→ **WHAT TO WORK ON**
In the listing below, how many lines carry the word "time"? Reply with only the number.

→ **DATA TO EXAMINE**
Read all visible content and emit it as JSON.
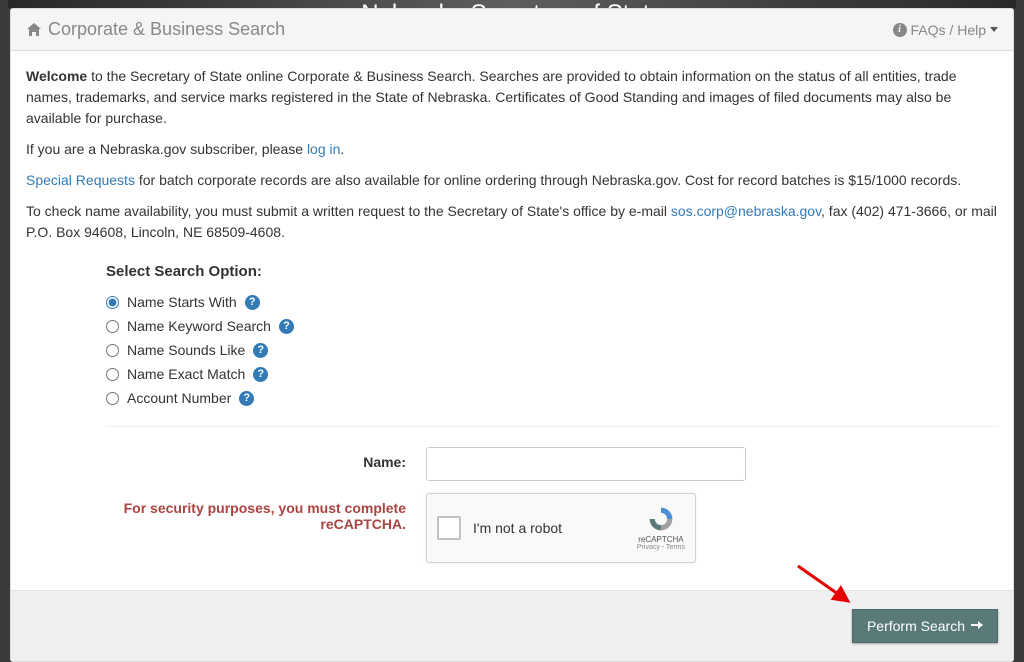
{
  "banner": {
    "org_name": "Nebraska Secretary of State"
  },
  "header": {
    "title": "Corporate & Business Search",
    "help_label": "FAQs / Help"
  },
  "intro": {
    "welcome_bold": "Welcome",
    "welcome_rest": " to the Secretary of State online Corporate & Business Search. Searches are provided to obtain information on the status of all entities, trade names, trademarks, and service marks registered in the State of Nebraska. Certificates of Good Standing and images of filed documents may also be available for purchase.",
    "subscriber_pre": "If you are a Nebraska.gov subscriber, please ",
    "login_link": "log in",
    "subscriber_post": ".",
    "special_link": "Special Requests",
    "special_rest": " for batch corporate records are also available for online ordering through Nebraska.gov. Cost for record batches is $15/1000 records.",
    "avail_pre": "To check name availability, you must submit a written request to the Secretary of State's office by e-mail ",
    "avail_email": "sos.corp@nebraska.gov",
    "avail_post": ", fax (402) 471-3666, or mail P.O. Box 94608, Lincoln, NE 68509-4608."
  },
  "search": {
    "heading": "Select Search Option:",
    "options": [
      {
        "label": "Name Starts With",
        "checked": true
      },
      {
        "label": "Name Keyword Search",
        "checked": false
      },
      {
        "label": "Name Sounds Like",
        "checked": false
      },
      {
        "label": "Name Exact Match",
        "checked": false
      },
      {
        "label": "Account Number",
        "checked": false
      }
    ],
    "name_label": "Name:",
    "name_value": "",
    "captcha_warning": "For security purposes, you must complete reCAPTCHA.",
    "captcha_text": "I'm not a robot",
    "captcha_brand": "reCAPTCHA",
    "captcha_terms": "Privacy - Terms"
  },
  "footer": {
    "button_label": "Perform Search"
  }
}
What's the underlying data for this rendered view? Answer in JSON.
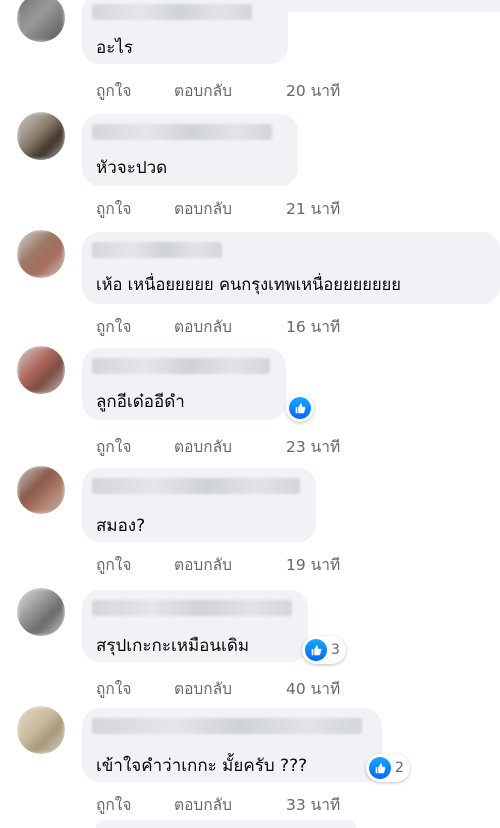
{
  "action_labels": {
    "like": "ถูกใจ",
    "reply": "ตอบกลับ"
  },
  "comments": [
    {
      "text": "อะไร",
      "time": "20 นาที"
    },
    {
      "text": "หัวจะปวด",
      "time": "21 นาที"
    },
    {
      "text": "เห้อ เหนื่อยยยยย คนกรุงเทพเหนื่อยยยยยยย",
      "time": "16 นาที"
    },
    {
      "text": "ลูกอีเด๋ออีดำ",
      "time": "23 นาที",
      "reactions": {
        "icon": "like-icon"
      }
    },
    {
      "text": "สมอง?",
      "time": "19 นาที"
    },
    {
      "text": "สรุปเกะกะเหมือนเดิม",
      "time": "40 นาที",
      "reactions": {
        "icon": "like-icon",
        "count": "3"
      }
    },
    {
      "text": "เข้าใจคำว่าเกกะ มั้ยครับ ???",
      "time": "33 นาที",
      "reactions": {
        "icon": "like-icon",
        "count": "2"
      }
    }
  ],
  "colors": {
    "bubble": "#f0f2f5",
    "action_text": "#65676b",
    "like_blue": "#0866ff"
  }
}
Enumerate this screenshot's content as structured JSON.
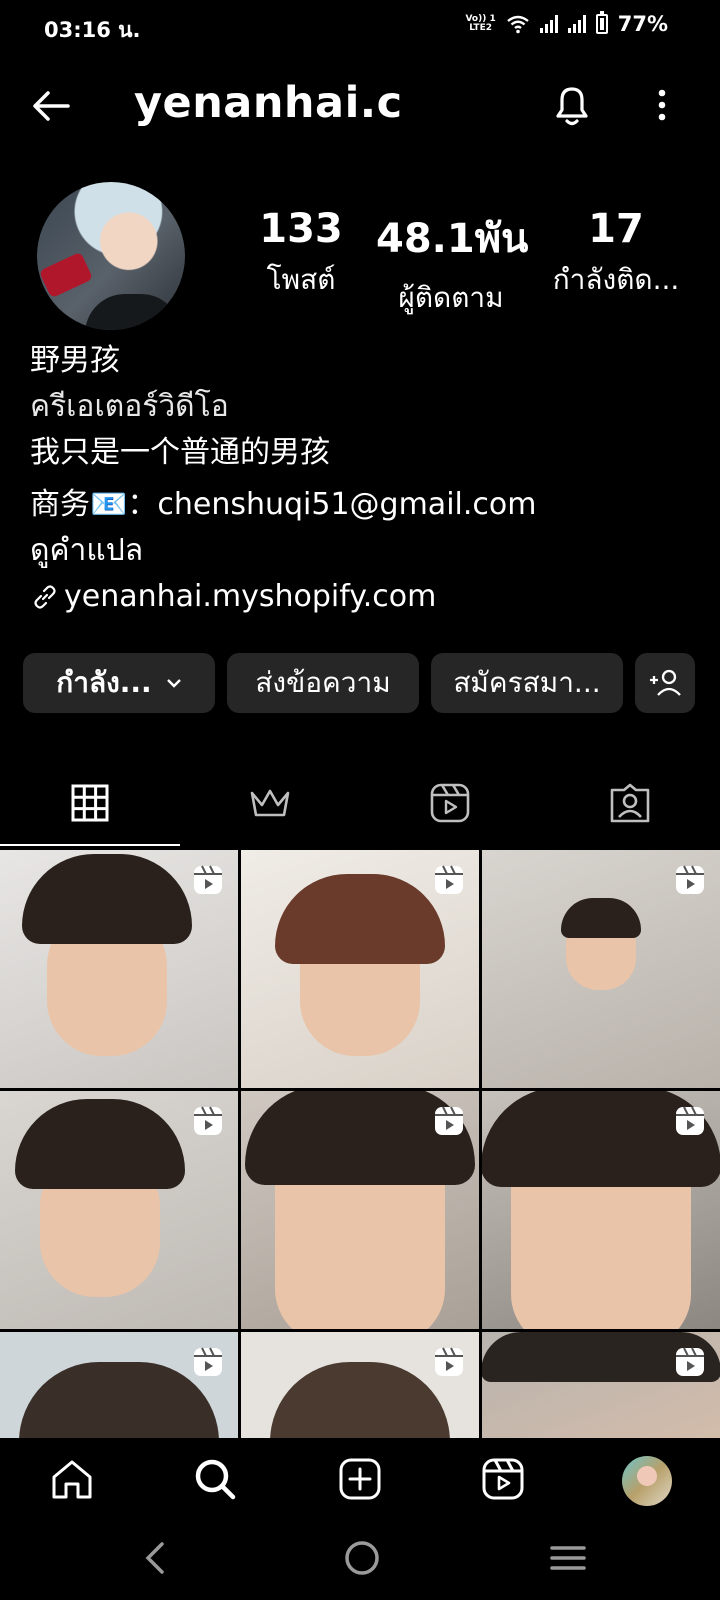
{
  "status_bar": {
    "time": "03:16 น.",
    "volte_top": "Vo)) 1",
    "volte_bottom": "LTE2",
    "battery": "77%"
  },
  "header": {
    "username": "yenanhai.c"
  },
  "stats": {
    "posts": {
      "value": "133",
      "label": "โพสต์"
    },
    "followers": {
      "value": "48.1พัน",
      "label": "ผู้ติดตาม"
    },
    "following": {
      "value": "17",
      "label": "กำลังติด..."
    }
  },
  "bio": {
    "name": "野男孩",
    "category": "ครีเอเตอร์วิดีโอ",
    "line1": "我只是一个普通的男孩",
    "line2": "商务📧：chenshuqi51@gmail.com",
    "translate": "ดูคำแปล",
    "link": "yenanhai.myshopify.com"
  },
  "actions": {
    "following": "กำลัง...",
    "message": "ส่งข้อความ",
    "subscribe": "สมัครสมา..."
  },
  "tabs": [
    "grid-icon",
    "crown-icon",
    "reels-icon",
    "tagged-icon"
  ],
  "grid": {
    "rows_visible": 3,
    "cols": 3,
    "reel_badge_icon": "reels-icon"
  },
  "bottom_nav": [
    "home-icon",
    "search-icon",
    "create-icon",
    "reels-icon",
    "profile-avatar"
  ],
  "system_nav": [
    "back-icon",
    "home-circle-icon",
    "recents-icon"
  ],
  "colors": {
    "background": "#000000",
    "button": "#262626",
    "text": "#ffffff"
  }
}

→ **ANSWER FOR THE TASK**
8